Colombo, Constitutional Reform, Foreign Relations, Peace and Conflict, Politics and Governance, Post-War

Taking a page from Chechnya: Sri Lanka’s insincere constitutional reform and its apologists

[Editors note: This post which first came to me through Facebook was forwarded to Dayan for comment. His response follows. The emphasis at the end of the article is mine. It is hoped that Aacharya and Dayan will continue this debate along with others on this site, which is more open than Facebook to this type of exchange.]

The soon to come back home UN Permanent Representative of Sri Lanka to Geneva, Dayan Jayatilleke has repeatedly wrote about the Chechen (Chechnya) model (yes he loves Russia) for conflict resolution in Sri Lanka:

In a recent interview with David Blacker Dayan noted:

I have long advocated the Chechen solution — an all-out, combined arms war to destroy the terrorist militia, followed by the implementation of some form of autonomy and self-governance for the area and stabilization through the rule of an elected local ally. Our military victory has to be politically conserved and socially stabilised. That’s what my advocacy of the 13th amendment is about.

Earlier this year he wrote:

Do we attempt to imitate the Israelis and practice a policy of occupation, settlements and discrimination, triggering endless cycles of conflict, or do we follow the no less tough-minded but much smarter Russian leaders, who having had to smash the Chechen terrorist insurgency with untrammeled force, have since ensured a high degree of stability by devolving power to their Chechen ally the tough young Ramzan Kadyrov, and transferring enough economic autonomy to guarantee a surge of prosperity in Grozhny?

I excerpt this paragraph from the Times topic introduction to the Chechen issue from the New York Times:

Vladimir Putin anointed Ramzan A. Kadyrov as the region’s president; his father had held the post before being killed by rebels in 2004. Mr. Kadyrov crushed the rebel movement. He has strong support in Moscow, where he is praised for quelling the insurgency, rebuilding areas devastated by the war and rejuvenating the local economy. But he has also been the focus of widespread accusations of human rights violations.

Mr. Kadyrov has sought increased autonomy for Chechnya. That goal may be helped by the official end to Russian counterinsurgency operations, announced in April 2009, a move of at least symbolic value to Mr. Kadyrov.

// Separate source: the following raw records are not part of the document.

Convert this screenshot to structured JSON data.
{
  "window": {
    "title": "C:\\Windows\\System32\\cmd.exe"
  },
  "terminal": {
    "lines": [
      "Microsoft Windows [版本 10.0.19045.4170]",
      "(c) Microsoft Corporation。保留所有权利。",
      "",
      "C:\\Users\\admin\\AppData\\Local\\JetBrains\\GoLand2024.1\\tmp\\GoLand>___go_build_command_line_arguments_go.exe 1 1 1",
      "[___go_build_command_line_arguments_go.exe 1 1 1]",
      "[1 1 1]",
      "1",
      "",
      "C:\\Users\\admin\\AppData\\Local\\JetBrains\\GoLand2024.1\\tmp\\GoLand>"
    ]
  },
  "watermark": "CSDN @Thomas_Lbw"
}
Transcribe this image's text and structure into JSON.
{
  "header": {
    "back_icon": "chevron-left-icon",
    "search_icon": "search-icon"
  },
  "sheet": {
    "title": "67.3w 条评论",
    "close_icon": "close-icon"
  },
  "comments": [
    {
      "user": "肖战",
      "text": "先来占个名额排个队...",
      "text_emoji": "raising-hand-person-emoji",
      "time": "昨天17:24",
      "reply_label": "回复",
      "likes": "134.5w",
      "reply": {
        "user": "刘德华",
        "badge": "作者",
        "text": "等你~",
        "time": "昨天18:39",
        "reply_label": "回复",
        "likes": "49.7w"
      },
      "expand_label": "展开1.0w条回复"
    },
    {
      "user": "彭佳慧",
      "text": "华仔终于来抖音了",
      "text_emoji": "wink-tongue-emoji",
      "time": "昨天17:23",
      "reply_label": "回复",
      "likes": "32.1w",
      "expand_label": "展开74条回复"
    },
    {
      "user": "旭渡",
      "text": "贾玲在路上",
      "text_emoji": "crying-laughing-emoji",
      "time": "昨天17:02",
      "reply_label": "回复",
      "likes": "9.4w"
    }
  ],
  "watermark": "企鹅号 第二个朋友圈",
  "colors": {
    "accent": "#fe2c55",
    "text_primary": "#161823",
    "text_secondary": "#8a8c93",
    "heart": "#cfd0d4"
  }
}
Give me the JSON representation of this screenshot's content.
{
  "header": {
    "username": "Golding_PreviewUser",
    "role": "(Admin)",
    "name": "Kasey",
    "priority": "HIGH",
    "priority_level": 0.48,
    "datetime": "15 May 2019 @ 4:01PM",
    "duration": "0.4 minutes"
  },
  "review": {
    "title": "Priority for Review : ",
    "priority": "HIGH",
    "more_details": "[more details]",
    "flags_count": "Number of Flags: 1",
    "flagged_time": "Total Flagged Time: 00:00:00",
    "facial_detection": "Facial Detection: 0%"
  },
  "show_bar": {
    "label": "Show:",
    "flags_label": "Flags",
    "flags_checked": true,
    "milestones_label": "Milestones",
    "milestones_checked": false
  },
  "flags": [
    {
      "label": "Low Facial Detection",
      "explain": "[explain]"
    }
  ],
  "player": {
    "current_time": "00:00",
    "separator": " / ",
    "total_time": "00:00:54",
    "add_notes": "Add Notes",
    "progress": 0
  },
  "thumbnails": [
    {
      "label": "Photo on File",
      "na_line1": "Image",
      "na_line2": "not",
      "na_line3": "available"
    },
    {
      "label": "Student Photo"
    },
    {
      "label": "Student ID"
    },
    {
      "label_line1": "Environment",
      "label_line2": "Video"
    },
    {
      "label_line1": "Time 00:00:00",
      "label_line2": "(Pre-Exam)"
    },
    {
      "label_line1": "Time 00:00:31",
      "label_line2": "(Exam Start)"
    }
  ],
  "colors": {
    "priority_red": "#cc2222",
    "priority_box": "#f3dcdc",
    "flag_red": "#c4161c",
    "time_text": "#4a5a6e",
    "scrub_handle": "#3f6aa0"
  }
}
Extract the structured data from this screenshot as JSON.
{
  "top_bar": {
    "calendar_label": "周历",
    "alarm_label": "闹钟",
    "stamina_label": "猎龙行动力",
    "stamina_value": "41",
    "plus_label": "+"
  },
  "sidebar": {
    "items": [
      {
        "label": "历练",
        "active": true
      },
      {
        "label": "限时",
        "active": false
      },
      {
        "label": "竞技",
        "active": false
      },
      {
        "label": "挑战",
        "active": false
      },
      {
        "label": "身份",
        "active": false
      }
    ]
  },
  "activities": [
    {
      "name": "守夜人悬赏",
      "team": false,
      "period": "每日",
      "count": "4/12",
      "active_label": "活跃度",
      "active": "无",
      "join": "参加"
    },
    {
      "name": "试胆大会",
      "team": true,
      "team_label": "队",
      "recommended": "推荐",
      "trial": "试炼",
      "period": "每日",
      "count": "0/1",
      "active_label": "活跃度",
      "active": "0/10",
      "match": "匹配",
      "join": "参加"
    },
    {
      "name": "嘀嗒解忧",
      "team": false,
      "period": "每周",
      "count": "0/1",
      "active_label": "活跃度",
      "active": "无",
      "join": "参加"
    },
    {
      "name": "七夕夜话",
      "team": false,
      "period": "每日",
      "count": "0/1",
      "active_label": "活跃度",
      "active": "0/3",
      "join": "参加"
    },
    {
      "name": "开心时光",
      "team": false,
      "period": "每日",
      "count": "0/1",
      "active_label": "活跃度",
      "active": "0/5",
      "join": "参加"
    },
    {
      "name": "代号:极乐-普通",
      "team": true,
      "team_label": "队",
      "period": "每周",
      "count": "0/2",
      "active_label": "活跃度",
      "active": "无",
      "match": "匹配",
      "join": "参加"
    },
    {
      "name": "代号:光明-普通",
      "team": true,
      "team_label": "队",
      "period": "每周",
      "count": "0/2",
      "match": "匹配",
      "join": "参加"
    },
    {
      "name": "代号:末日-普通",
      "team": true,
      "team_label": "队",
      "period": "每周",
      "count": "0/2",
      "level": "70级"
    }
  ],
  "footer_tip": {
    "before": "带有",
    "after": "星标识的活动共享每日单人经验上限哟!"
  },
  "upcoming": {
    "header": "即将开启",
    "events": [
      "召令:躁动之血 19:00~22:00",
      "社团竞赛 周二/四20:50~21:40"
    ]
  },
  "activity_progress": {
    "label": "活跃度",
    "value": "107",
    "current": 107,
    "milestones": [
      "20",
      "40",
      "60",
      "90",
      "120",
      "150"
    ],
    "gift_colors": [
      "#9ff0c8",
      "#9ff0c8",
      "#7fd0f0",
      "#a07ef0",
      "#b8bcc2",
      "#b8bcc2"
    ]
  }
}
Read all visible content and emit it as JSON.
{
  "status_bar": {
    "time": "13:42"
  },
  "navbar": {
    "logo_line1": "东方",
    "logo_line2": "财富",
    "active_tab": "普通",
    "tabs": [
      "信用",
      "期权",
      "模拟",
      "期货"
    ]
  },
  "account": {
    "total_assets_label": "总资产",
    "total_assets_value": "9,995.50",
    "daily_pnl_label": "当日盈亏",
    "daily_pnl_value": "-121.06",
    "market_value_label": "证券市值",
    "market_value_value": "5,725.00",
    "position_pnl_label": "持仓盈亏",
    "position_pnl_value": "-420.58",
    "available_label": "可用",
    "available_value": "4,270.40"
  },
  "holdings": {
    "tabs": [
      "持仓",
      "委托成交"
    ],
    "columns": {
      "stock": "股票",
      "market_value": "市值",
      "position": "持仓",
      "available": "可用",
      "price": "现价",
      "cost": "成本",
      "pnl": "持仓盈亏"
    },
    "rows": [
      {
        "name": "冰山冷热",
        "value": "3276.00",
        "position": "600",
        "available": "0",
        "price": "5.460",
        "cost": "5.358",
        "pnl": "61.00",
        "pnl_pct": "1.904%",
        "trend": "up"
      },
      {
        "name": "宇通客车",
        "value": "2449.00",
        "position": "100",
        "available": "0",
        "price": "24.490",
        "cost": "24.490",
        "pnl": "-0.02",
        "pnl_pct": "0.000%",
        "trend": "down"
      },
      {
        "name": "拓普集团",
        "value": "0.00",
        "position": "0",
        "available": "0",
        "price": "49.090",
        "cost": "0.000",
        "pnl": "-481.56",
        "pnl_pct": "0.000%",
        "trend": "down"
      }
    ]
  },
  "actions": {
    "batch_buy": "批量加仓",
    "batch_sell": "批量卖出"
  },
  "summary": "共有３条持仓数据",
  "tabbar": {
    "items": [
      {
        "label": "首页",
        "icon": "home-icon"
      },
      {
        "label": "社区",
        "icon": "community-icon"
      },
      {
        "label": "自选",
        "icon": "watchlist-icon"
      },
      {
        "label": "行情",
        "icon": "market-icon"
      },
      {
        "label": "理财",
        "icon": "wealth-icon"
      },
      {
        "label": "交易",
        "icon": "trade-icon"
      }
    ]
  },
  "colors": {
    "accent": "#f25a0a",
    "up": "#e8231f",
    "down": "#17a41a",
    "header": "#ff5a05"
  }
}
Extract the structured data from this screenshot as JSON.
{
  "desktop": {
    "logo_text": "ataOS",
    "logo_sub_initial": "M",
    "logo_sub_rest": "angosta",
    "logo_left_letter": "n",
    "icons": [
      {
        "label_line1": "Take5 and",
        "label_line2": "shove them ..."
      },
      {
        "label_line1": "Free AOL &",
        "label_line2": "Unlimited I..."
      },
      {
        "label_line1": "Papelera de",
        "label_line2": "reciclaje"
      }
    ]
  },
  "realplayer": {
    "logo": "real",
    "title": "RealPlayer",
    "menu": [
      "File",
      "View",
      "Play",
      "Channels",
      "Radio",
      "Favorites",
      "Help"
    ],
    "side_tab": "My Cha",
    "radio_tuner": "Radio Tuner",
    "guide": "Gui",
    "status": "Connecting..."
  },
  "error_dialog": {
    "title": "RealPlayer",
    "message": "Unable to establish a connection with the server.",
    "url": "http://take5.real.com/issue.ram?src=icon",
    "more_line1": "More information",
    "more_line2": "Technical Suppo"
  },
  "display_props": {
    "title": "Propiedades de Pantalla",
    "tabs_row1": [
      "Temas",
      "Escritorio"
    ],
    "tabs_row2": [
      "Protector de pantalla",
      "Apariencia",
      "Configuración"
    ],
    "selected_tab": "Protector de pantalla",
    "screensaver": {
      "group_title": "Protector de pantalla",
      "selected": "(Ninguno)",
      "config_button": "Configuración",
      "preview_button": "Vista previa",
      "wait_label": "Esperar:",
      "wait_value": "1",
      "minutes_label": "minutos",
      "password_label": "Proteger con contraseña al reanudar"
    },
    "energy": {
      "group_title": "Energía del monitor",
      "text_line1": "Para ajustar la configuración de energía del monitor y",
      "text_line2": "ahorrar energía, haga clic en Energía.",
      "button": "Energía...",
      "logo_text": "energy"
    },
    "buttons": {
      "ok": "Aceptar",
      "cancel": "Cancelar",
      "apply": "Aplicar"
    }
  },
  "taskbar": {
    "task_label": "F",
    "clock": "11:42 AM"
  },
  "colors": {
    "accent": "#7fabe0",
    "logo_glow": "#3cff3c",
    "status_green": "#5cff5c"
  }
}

The announcement also underscored his success in establishing a stability that has, among other things, allowed rebuilding to begin in the obliterated capital city of Grozny. But critics charge that the peace has been achieved through campaigns of unsparing brutality that have included widespread human rights violations.

The announcement did not mention troop withdrawals, though Russian officials said they would now have more legal leeway to scale down the number of federal military and security forces. While the violence in Chechnya has declined, however, the insurgents have not been completely routed, and it seems likely that many troops and security forces will remain there for some time.

I will leave it to my readers to draw the parallels to how GOSL is positioning its local allies in the East and now in the North. It does look like the Chechen solution is taking shape except that President Rajapaksha is trying to do it without giving away anything, not even as basic as the 13th Amendment. So Dayan who presses for it is sent home. Now at least Dayan should come out and say that he was wrong to have expected from this regime anything like even the 13th Amendment and hence that his support for the regime right from the beginning was wrong. He won’t.